Range Networks and University Research Group Bring Cellular Access to Zambian Village Cellular Connectivity Deployed to Rural African Community
SAN FRANCISCO, July 16, 2013 /PRNewswire/ -- Range Networks, the leading U.S. provider of commercial open-source cellular systems, today announced the successful deployment of an experimental cellular network in Southern Zambia. The Mobility Management and Networking Laboratory (Moment Lab) at UC Santa Barbara chose Range Networks Snap Network and OpenBTS software to provide voice and SMS service in the sprawling village of Macha. The team used the deployment to study rural cellular networks and serve as a proof-of-concept project for future deployments in Zambia and other remote regions.
- Free open-source network: The average income of the community is around $1 per day. The network was set-up as a free service, using open source software, to study the feasibility of low-cost systems to potentially cover billions of people around the world without cellular access.
- Quick setup to serve areas with scarce coverage: While commercial cellular providers covered parts of the village, large areas of the village and surrounding region had no communications infrastructure. No traditional provider would offer service to the entire area given its low population density and income levels. The Range Networks Snap Network and OpenBTS software were leveraged to setup two strategic sites capable of covering an area of 35 km2 in just two days.
- Voice and SMS service: The deployment provided the remote village with the capability of making and receiving local calls and sending and receiving local SMS text messages. Additionally, the network allowed for outgoing global calls and outgoing global SMS text messages on a trial basis.
- Reduced complexity: The network uses free open-source software and generic wireless IP backbone, and operates as a self-contained local loop replacing the need for expensive cellular-grade interconnections, hardware and software. The low-power consumption incurred by the SNAP base stations further reduces the cost associated with power and maintenance. Additionally, the network operates remotely and is maintained by local resources, reducing downtime.
- Ultra low-power consumption: The Snap Network draws less than 35 W of power, less than a typical laptop computer.

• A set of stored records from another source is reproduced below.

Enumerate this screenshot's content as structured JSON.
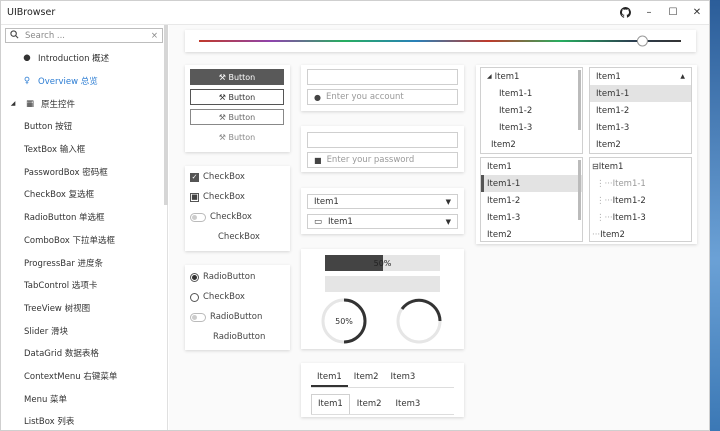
{
  "window": {
    "title": "UIBrowser"
  },
  "sidebar": {
    "search_placeholder": "Search ...",
    "items": [
      {
        "label": "Introduction 概述"
      },
      {
        "label": "Overview 总览"
      },
      {
        "label": "原生控件"
      },
      {
        "label": "Button 按钮"
      },
      {
        "label": "TextBox 输入框"
      },
      {
        "label": "PasswordBox 密码框"
      },
      {
        "label": "CheckBox 复选框"
      },
      {
        "label": "RadioButton 单选框"
      },
      {
        "label": "ComboBox 下拉单选框"
      },
      {
        "label": "ProgressBar 进度条"
      },
      {
        "label": "TabControl 选项卡"
      },
      {
        "label": "TreeView 树视图"
      },
      {
        "label": "Slider 滑块"
      },
      {
        "label": "DataGrid 数据表格"
      },
      {
        "label": "ContextMenu 右键菜单"
      },
      {
        "label": "Menu 菜单"
      },
      {
        "label": "ListBox 列表"
      }
    ]
  },
  "slider": {
    "value": 0.92
  },
  "buttons": {
    "b1": "Button",
    "b2": "Button",
    "b3": "Button",
    "b4": "Button"
  },
  "textbox": {
    "placeholder": "Enter you account"
  },
  "password": {
    "placeholder": "Enter your password"
  },
  "checkboxes": {
    "c1": "CheckBox",
    "c2": "CheckBox",
    "c3": "CheckBox",
    "c4": "CheckBox"
  },
  "radios": {
    "r1": "RadioButton",
    "r2": "CheckBox",
    "r3": "RadioButton",
    "r4": "RadioButton"
  },
  "combos": {
    "c1": "Item1",
    "c2": "Item1"
  },
  "progress": {
    "bar_text": "50%",
    "bar_value": 0.5,
    "ring_text": "50%"
  },
  "tabs1": [
    "Item1",
    "Item2",
    "Item3"
  ],
  "tabs2": [
    "Item1",
    "Item2",
    "Item3"
  ],
  "list1": [
    "Item1",
    "Item1-1",
    "Item1-2",
    "Item1-3",
    "Item2"
  ],
  "list2": [
    "Item1",
    "Item1-1",
    "Item1-2",
    "Item1-3",
    "Item2"
  ],
  "list3": [
    "Item1",
    "Item1-1",
    "Item1-2",
    "Item1-3",
    "Item2"
  ],
  "list4": [
    "Item1",
    "Item1-1",
    "Item1-2",
    "Item1-3",
    "Item2"
  ],
  "colors": {
    "accent": "#2b7cd3",
    "dark": "#595959"
  }
}
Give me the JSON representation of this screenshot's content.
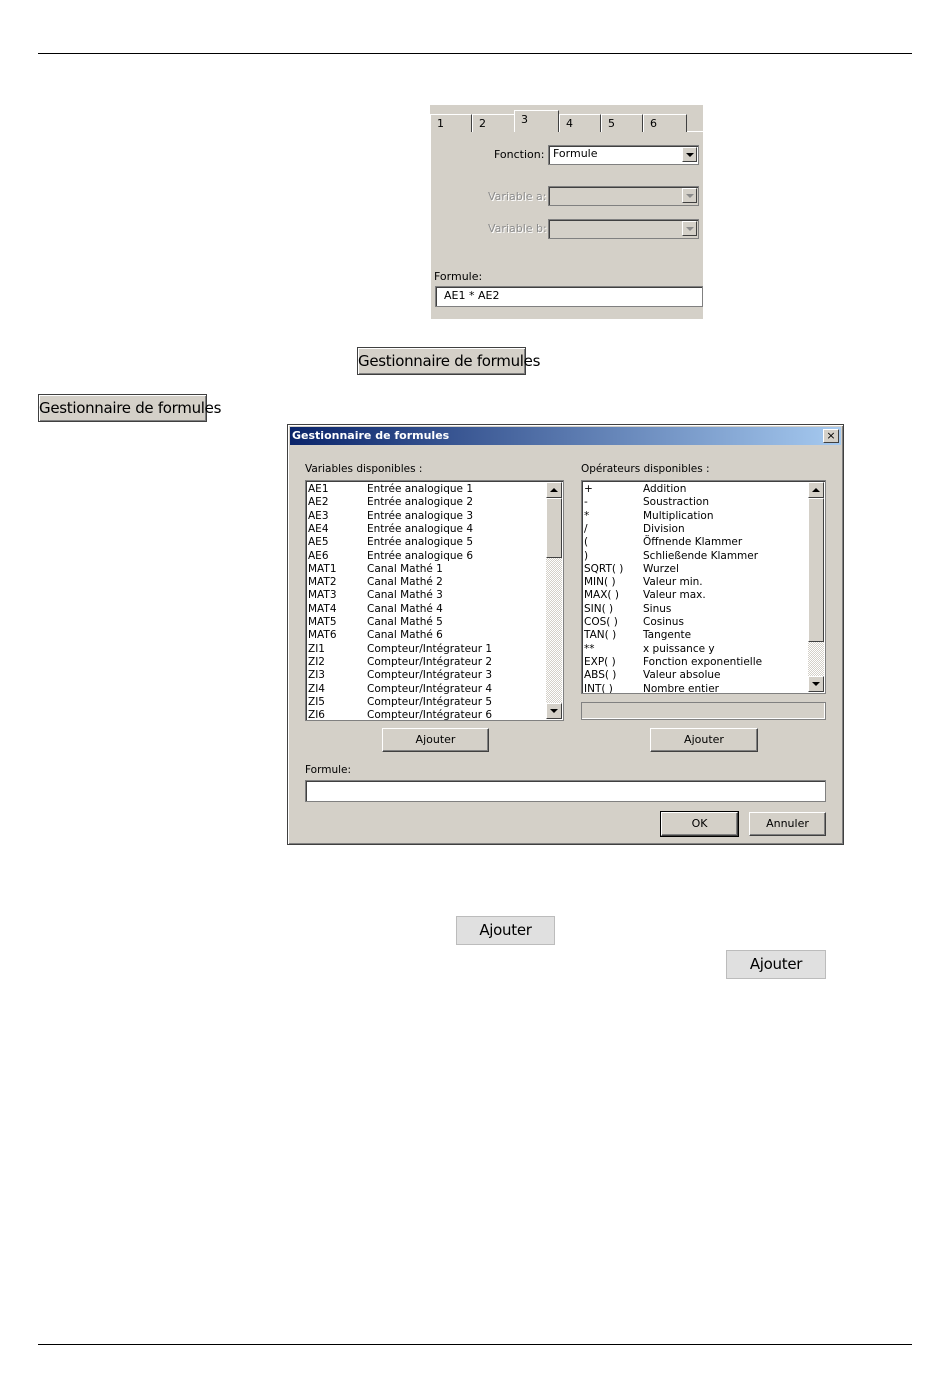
{
  "tab_panel": {
    "tabs": [
      "1",
      "2",
      "3",
      "4",
      "5",
      "6"
    ],
    "active_tab": "3",
    "fonction_label": "Fonction:",
    "fonction_value": "Formule",
    "variable_a_label": "Variable a:",
    "variable_b_label": "Variable b:",
    "formule_label": "Formule:",
    "formule_value": "AE1 * AE2"
  },
  "buttons": {
    "gestionnaire_1": "Gestionnaire de formules",
    "gestionnaire_2": "Gestionnaire de formules",
    "ajouter_1": "Ajouter",
    "ajouter_2": "Ajouter"
  },
  "dialog": {
    "title": "Gestionnaire de formules",
    "close": "×",
    "variables_label": "Variables disponibles :",
    "operators_label": "Opérateurs disponibles :",
    "variables": [
      {
        "code": "AE1",
        "desc": "Entrée analogique 1"
      },
      {
        "code": "AE2",
        "desc": "Entrée analogique 2"
      },
      {
        "code": "AE3",
        "desc": "Entrée analogique 3"
      },
      {
        "code": "AE4",
        "desc": "Entrée analogique 4"
      },
      {
        "code": "AE5",
        "desc": "Entrée analogique 5"
      },
      {
        "code": "AE6",
        "desc": "Entrée analogique 6"
      },
      {
        "code": "MAT1",
        "desc": "Canal Mathé 1"
      },
      {
        "code": "MAT2",
        "desc": "Canal Mathé 2"
      },
      {
        "code": "MAT3",
        "desc": "Canal Mathé 3"
      },
      {
        "code": "MAT4",
        "desc": "Canal Mathé 4"
      },
      {
        "code": "MAT5",
        "desc": "Canal Mathé 5"
      },
      {
        "code": "MAT6",
        "desc": "Canal Mathé 6"
      },
      {
        "code": "ZI1",
        "desc": "Compteur/Intégrateur 1"
      },
      {
        "code": "ZI2",
        "desc": "Compteur/Intégrateur 2"
      },
      {
        "code": "ZI3",
        "desc": "Compteur/Intégrateur 3"
      },
      {
        "code": "ZI4",
        "desc": "Compteur/Intégrateur 4"
      },
      {
        "code": "ZI5",
        "desc": "Compteur/Intégrateur 5"
      },
      {
        "code": "ZI6",
        "desc": "Compteur/Intégrateur 6"
      }
    ],
    "operators": [
      {
        "code": "+",
        "desc": "Addition"
      },
      {
        "code": "-",
        "desc": "Soustraction"
      },
      {
        "code": "*",
        "desc": "Multiplication"
      },
      {
        "code": "/",
        "desc": "Division"
      },
      {
        "code": "(",
        "desc": "Öffnende Klammer"
      },
      {
        "code": ")",
        "desc": "Schließende Klammer"
      },
      {
        "code": "SQRT( )",
        "desc": "Wurzel"
      },
      {
        "code": "MIN( )",
        "desc": "Valeur min."
      },
      {
        "code": "MAX( )",
        "desc": "Valeur max."
      },
      {
        "code": "SIN( )",
        "desc": "Sinus"
      },
      {
        "code": "COS( )",
        "desc": "Cosinus"
      },
      {
        "code": "TAN( )",
        "desc": "Tangente"
      },
      {
        "code": "**",
        "desc": "x puissance y"
      },
      {
        "code": "EXP( )",
        "desc": "Fonction exponentielle"
      },
      {
        "code": "ABS( )",
        "desc": "Valeur absolue"
      },
      {
        "code": "INT( )",
        "desc": "Nombre entier"
      }
    ],
    "ajouter_left": "Ajouter",
    "ajouter_right": "Ajouter",
    "formule_label": "Formule:",
    "formule_value": "",
    "ok": "OK",
    "annuler": "Annuler"
  }
}
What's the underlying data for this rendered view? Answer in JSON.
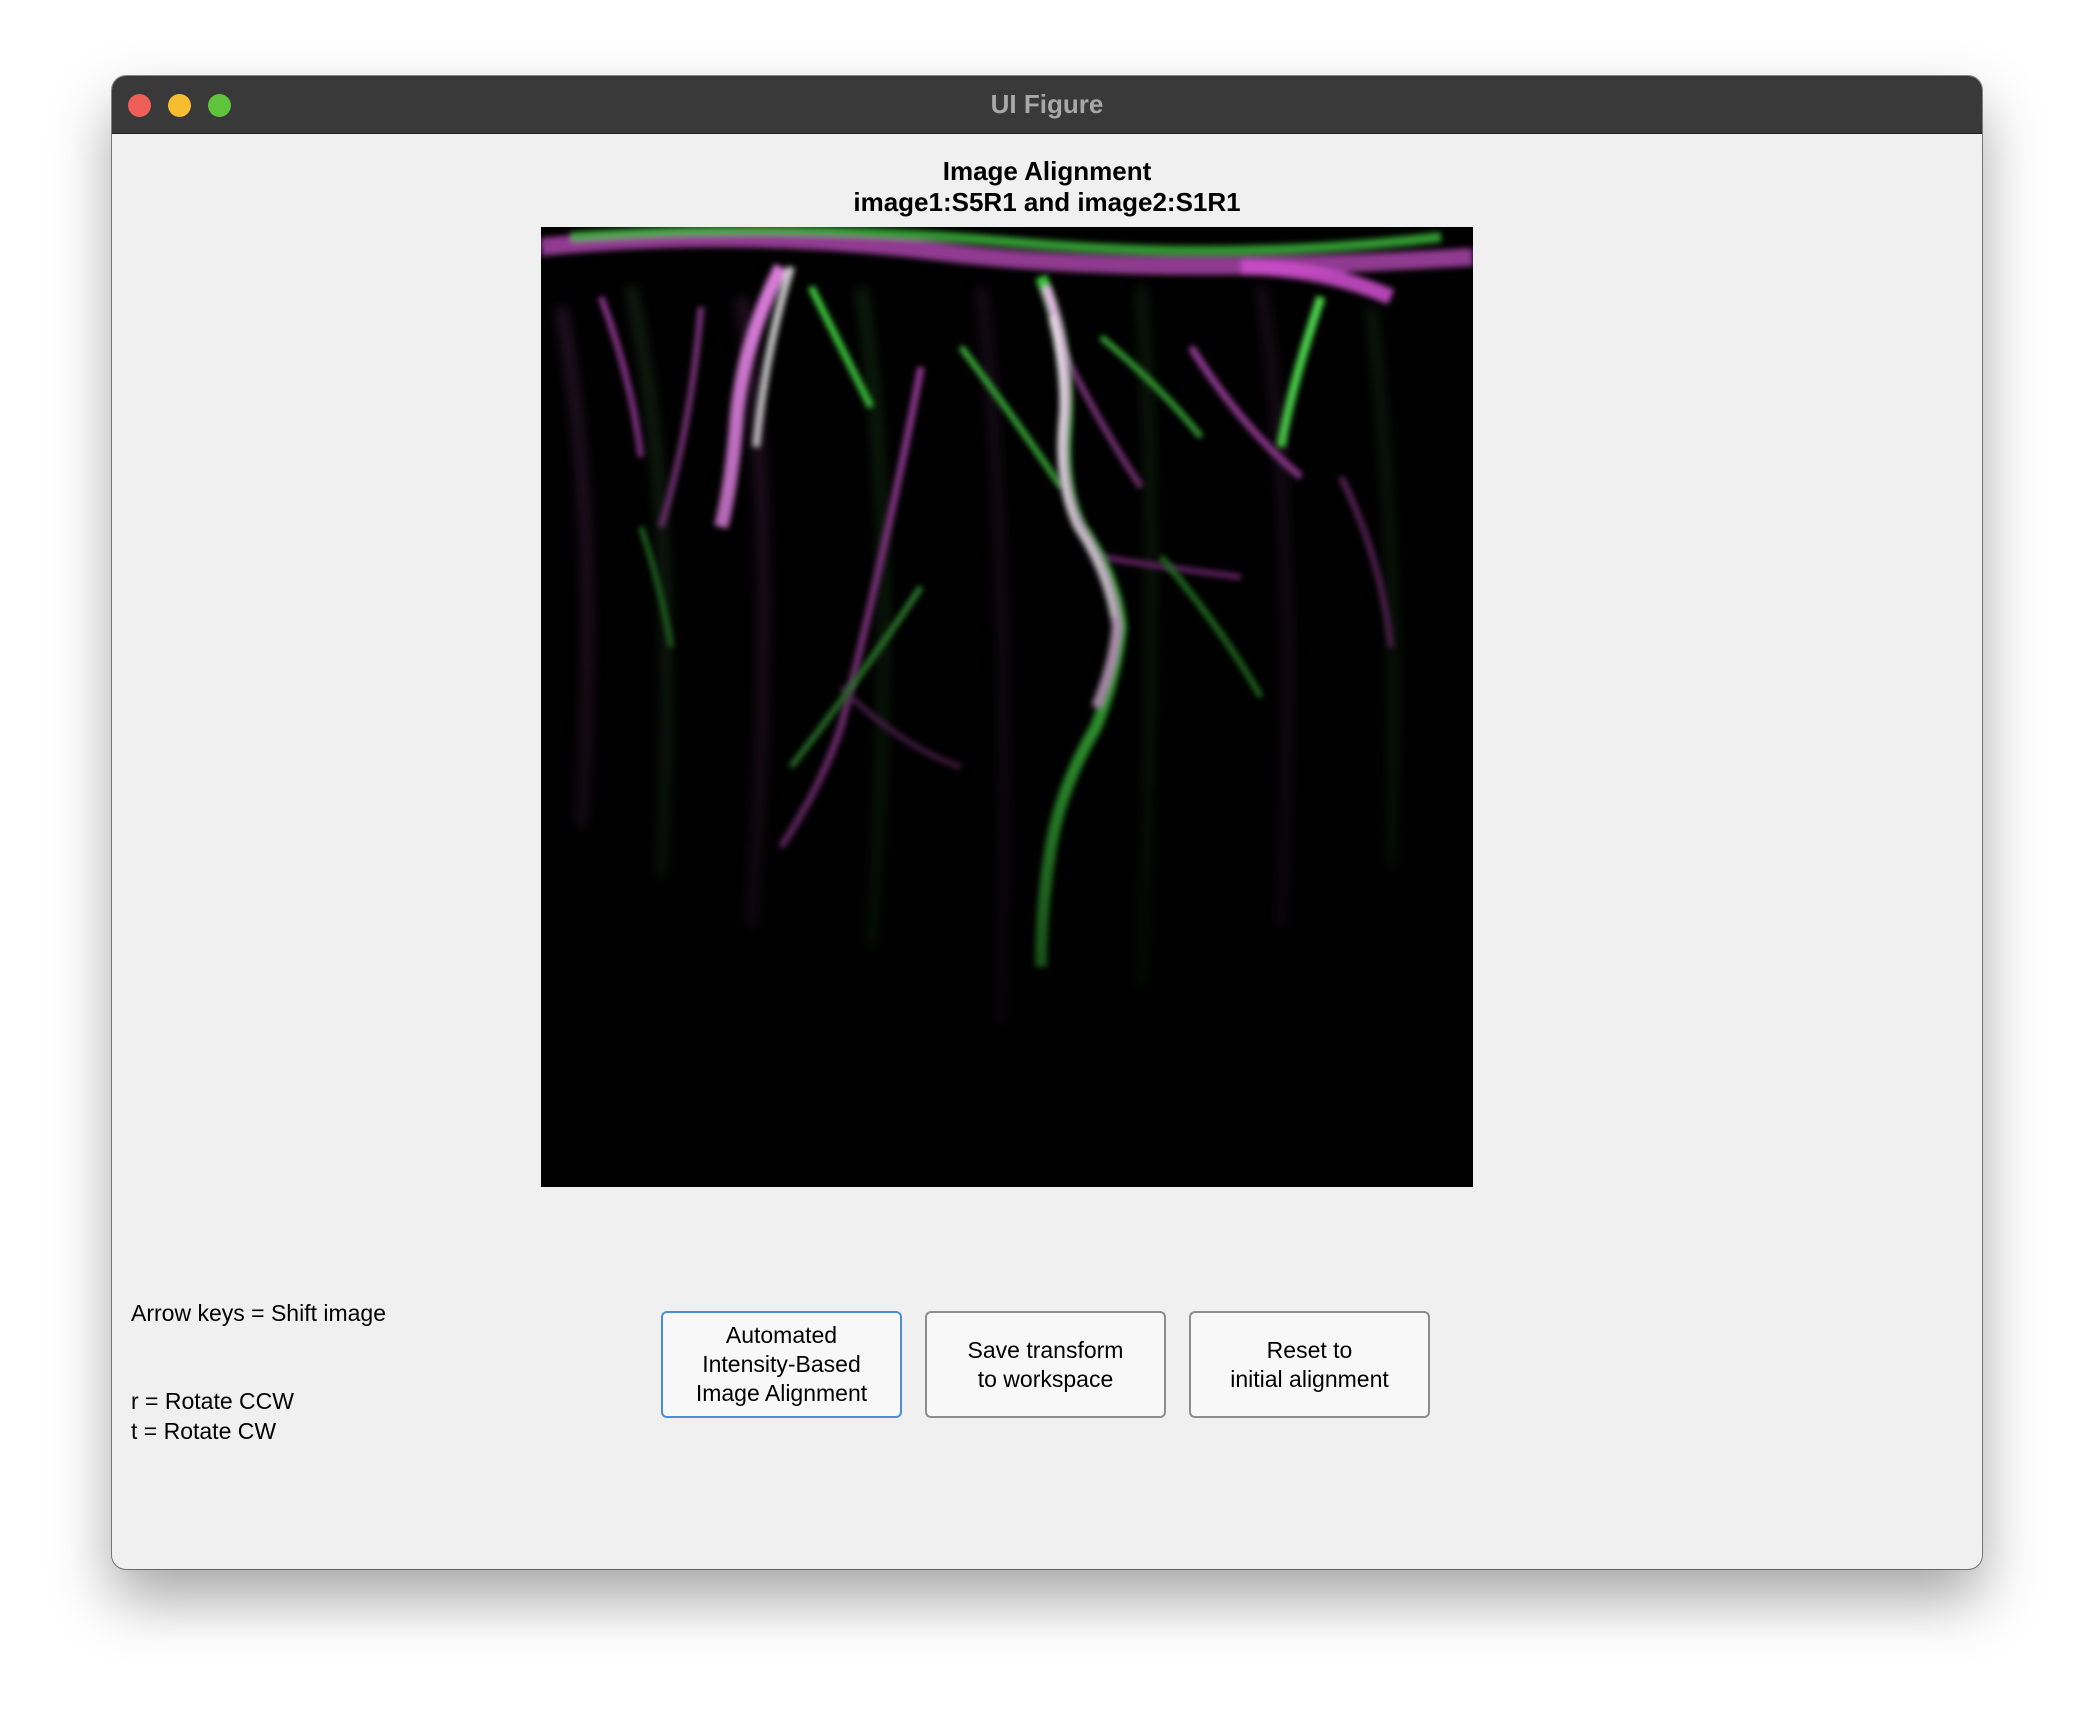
{
  "window": {
    "title": "UI Figure"
  },
  "plot": {
    "title_line1": "Image Alignment",
    "title_line2": "image1:S5R1 and image2:S1R1",
    "colors": {
      "image1": "#e040e0",
      "image2": "#30e030",
      "overlap": "#ffffff",
      "background": "#000000"
    }
  },
  "help": {
    "shift": "Arrow keys = Shift image",
    "rotate_ccw": "r = Rotate CCW",
    "rotate_cw": "t = Rotate CW"
  },
  "buttons": {
    "auto_align": "Automated\nIntensity-Based\nImage Alignment",
    "save_transform": "Save transform\nto workspace",
    "reset": "Reset to\ninitial alignment"
  }
}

Mariya Zheleva, PhD student, UC Santa Barbara, said: "Networks such as this one can be used to improve healthcare, education and support of local businesses. Through its OpenBTS software and its low-cost equipment, Range Networks provided us with the resources we needed to bring communication to this remote region. Service for low-income, low-population density areas, such as this Zambian village, is now a possibility."
David Burgess, CEO, Range Networks, co-inventor of the OpenBTS Project, said: "In partnering with universities like UC Santa Barbara we have enabled communication in remote communities around the globe, bringing affordable cellular service to those disconnected from each other and the rest of the world."
OpenBTS Project - http://openbts.org
UC Santa Barbara research paper - http://cs.ucsb.edu/~mariya/docs/mobisys254-zheleva.pdf
Moment Lab, UCSB - http://moment.cs.ucsb.edu/
About Range Networks
Range Networks is the future of cellular networks. Founded by the inventors of OpenBTS, the Company provides the only commercial open source cellular system. Range Networks' products are made in the U.S.A., and are simple to deploy and manage at a fraction of the cost of alternative solutions. Based on open standards, Range Networks provides connectivity to existing 2G/3G and 4G networks to rural communities, remote outposts and emergency crews. Additional information is available at: www.rangenetworks.com.
SOURCE Range Networks